A team from TWI subsidiary Plant Integrity Ltd  (Pi) used guided wave testing (GWT) followed by a fitness for service (FFS) assessment to inspect over 5,300m of pipeline in the Algerian desert. The project resulted in detection of corrosion at two different locations and data which informed the client about their assets remaining life.


Pi were invited by a long-term client to develop and implement an inspection plan for their extensive pipeline network in Algeria, North Africa. Pi had previously worked with this client before, on a variety of projects dating back to 2010, where Pi inspected 100% of their trunk and flow lines.



The client had identified specific areas of the pipeline which were at high risk of corrosion. Therefore, the objective of the project was to inspect and calculate the corrosion level in these areas.

Pi decided to use ultrasonic guided wave testing which uses controlled excitation of transducers for the transmission of one or more guided wave modes. The modes travel along the length of the pipe and reflect its features. The reflected guided wave modes are received back at the transducer and the data is analysed to determine the location of features, such as corrosion, on the pipe wall. GWT is typically used to detect corrosion, erosion and other defects in pipework. Subsequently, a FFS assessment was applied to determine the integrity of the pipeline and judge its suitability for continued use.

Figure 1. Typical overview of corrosion product at a test location.
Figure 1. Typical overview of corrosion product at a test location.
Figure 2. An example of an 18 inch trunk line which was inspected using guided wave testing.
Figure 2. An example of an 18 inch trunk line which was inspected using guided wave testing.


Pi inspected the specified areas of the pipeline over a 30 day time period; 25 different pipelines were inspected spanning a distance of over 5,300m. The pipeline was challenging to work with due to having a variety of diameters (between 6 and 18 inches) and being in problematic locations, such as buried within shifting sand dunes or under road crossings. Two test locations were identified as having substantial pipe wall reduction; these were subjected to phased array ultrasonic testing (PAUT) and visual examination to gain further insights.


The project successfully detected corrosion at two different locations. The GWT identified changes in wall thicknesses, allowing the results to be categorised into different risk levels and assessed both visually and with data analysis software. Pi concluded the project with a comprehensive report for the client.

Plant Integrity Ltd is a technical services company that supports industrial plants and structures.
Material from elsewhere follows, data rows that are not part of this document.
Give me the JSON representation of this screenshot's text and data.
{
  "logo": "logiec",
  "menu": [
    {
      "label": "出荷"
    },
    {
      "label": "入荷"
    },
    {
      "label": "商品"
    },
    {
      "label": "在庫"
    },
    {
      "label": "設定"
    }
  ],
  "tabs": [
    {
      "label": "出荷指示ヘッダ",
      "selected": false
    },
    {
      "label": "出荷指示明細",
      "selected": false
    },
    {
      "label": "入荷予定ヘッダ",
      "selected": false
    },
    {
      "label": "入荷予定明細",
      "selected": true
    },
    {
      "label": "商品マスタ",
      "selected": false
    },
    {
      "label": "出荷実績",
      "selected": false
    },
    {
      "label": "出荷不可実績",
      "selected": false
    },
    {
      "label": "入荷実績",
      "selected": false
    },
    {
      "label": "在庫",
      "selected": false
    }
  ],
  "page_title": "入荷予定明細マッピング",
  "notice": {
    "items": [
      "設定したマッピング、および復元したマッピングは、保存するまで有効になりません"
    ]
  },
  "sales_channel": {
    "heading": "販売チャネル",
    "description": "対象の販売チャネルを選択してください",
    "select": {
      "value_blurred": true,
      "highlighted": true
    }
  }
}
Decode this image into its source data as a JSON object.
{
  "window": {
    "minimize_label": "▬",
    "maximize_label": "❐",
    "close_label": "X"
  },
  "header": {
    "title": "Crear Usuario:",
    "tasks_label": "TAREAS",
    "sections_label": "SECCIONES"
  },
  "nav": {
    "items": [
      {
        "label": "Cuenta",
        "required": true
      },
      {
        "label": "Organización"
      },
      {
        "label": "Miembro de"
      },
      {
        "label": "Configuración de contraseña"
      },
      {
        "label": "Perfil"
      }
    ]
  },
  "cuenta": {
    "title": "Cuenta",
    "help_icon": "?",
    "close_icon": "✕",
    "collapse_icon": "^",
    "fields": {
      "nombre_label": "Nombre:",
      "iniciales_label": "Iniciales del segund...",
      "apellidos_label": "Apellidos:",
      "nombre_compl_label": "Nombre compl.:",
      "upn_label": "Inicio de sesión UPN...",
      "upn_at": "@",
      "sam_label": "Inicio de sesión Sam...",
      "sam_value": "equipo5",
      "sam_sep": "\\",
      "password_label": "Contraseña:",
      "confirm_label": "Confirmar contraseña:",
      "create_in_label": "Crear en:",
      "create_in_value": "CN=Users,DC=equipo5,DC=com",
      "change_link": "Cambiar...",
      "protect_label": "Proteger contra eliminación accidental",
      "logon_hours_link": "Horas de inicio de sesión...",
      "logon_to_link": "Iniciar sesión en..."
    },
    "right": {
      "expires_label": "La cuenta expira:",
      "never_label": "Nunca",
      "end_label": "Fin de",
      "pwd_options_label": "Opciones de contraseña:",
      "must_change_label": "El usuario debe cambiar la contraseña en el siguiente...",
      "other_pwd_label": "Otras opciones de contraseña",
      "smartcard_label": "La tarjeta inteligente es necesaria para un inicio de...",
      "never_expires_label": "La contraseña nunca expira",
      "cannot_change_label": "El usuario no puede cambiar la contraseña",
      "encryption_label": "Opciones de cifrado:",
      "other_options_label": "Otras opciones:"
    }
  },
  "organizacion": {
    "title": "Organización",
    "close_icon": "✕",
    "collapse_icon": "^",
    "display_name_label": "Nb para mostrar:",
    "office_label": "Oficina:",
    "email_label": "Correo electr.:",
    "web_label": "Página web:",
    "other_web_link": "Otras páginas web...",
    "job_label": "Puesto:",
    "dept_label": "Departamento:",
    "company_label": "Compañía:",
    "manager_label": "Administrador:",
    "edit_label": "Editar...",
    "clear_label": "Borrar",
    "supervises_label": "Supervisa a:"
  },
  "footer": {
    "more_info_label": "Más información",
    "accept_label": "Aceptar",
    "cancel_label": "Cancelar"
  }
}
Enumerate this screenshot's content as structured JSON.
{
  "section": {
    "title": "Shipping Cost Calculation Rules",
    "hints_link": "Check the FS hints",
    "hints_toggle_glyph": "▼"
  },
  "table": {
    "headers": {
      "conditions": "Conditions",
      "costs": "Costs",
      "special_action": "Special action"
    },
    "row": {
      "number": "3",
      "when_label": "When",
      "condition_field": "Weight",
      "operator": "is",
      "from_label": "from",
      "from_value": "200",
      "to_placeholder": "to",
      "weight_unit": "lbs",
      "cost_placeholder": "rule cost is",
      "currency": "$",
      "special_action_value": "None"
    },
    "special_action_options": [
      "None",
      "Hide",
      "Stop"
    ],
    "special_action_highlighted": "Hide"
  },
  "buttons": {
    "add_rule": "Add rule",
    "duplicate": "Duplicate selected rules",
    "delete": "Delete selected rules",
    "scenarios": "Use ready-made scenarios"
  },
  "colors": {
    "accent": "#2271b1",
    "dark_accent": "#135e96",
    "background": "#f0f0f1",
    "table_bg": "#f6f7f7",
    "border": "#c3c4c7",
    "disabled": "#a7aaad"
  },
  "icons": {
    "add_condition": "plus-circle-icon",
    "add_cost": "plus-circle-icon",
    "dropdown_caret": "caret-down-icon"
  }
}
We are specialists in guided wave testing technology and inspecting pipelines in inaccessible locations such as road and river crossings. In addition to guided wave testing inspections, we can also: utilise the full range of other standard, advanced and specialist NDT techniques, implement structural health and condition monitoring services and provide 3rd party oversight. All of which are supported by risk and reliability engineering services.


Avatar David Welsh NDT inspector

David Welsh joined TWI in April 2003, in the fatigue integrity management department. His work involved many activities, including strain gauging, resonance fatigue testing, and residual stress measurement, in both the lab and off-site. After working off-site on many occasions, his interests moved to the non-destructive testing (NDT) field. He gained an array of NDT qualifications, including his CSWIP NDT certification, which eventually led to him transferring to work as an NDT inspector. His work now involves performing demonstrations and field services worldwide.